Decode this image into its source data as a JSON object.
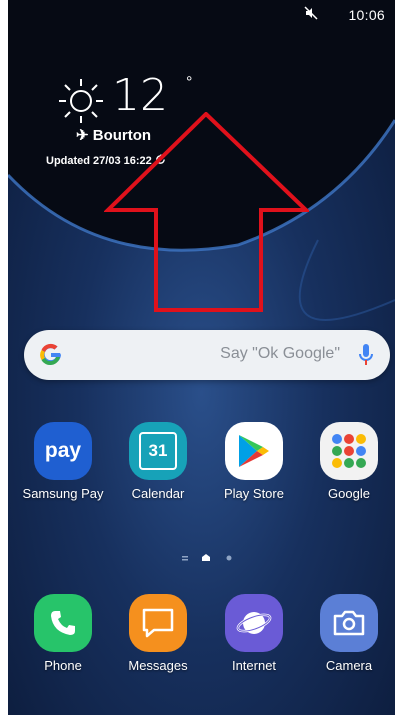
{
  "status": {
    "time": "10:06",
    "mute_icon": "mute-icon"
  },
  "weather": {
    "temperature": "12",
    "degree": "°",
    "location": "Bourton",
    "updated": "Updated 27/03 16:22"
  },
  "search": {
    "placeholder": "Say \"Ok Google\""
  },
  "apps_row1": [
    {
      "label": "Samsung Pay",
      "icon": "pay-icon",
      "icon_text": "pay"
    },
    {
      "label": "Calendar",
      "icon": "calendar-icon",
      "icon_text": "31"
    },
    {
      "label": "Play Store",
      "icon": "play-store-icon"
    },
    {
      "label": "Google",
      "icon": "google-folder-icon"
    }
  ],
  "dock": [
    {
      "label": "Phone",
      "icon": "phone-icon"
    },
    {
      "label": "Messages",
      "icon": "messages-icon"
    },
    {
      "label": "Internet",
      "icon": "internet-icon"
    },
    {
      "label": "Camera",
      "icon": "camera-icon"
    }
  ],
  "colors": {
    "pay": "#1f5fd1",
    "calendar": "#17a2b8",
    "phone": "#27c46a",
    "messages": "#f5901e",
    "internet": "#6a5bd6",
    "camera": "#5b7fd6",
    "arrow": "#e0111b"
  }
}
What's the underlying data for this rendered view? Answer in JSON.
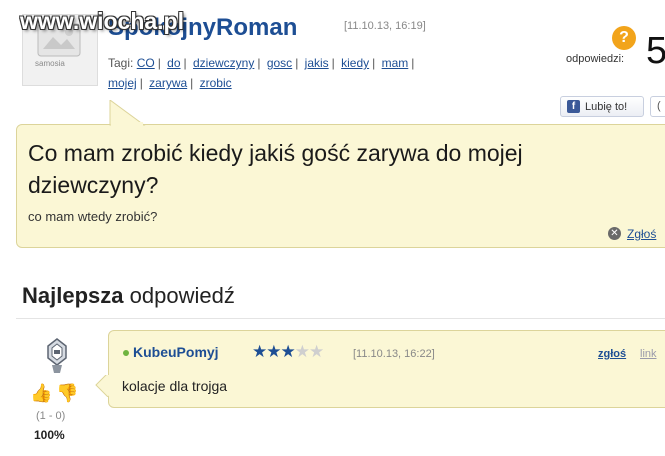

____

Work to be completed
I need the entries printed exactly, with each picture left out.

Solution to this problem
Decode this image into its source data as a JSON object.
{
  "status": {
    "time": "10:06",
    "mute_icon": "mute-icon"
  },
  "weather": {
    "temperature": "12",
    "degree": "°",
    "location": "Bourton",
    "updated": "Updated 27/03 16:22"
  },
  "search": {
    "placeholder": "Say \"Ok Google\""
  },
  "apps_row1": [
    {
      "label": "Samsung Pay",
      "icon": "pay-icon",
      "icon_text": "pay"
    },
    {
      "label": "Calendar",
      "icon": "calendar-icon",
      "icon_text": "31"
    },
    {
      "label": "Play Store",
      "icon": "play-store-icon"
    },
    {
      "label": "Google",
      "icon": "google-folder-icon"
    }
  ],
  "dock": [
    {
      "label": "Phone",
      "icon": "phone-icon"
    },
    {
      "label": "Messages",
      "icon": "messages-icon"
    },
    {
      "label": "Internet",
      "icon": "internet-icon"
    },
    {
      "label": "Camera",
      "icon": "camera-icon"
    }
  ],
  "colors": {
    "pay": "#1f5fd1",
    "calendar": "#17a2b8",
    "phone": "#27c46a",
    "messages": "#f5901e",
    "internet": "#6a5bd6",
    "camera": "#5b7fd6",
    "arrow": "#e0111b"
  }
}
What's the underlying data for this rendered view? Answer in JSON.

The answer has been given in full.